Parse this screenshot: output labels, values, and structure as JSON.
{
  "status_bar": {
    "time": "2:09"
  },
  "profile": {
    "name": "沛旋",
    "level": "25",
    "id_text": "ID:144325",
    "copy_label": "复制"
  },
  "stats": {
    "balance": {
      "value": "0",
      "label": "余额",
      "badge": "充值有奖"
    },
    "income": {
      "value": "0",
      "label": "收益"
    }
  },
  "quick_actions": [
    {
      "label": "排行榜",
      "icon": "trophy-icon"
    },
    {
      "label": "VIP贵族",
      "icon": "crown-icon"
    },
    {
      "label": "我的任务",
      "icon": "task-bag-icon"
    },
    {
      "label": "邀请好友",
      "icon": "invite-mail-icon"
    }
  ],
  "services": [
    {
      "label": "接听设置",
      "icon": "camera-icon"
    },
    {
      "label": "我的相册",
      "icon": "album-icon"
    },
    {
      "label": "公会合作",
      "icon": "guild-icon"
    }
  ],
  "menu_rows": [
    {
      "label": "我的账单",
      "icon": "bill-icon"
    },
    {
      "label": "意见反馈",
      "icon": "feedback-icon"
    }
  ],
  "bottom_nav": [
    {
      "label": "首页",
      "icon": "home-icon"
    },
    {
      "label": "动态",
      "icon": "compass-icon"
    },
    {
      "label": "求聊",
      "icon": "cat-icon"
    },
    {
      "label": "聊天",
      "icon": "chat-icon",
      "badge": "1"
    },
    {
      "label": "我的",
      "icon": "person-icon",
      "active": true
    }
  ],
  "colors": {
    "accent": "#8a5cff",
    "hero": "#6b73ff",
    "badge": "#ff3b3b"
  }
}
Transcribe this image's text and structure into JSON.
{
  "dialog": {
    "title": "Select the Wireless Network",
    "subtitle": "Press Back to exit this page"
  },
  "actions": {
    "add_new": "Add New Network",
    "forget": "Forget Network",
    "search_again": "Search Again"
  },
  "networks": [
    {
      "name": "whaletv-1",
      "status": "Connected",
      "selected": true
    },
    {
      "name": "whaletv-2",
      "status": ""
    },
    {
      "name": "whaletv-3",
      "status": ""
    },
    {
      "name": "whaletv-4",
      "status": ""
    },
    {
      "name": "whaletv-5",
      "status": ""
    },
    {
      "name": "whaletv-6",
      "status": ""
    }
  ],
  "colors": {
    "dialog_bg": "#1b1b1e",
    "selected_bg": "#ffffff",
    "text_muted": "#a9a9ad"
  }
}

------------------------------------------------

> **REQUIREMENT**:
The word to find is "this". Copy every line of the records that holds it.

> **WRITTEN SOLUTION**:
Parse this screenshot: output labels, values, and structure as JSON.
Transcribe this image's text and structure into JSON.
    "subtitle": "Press Back to exit this page"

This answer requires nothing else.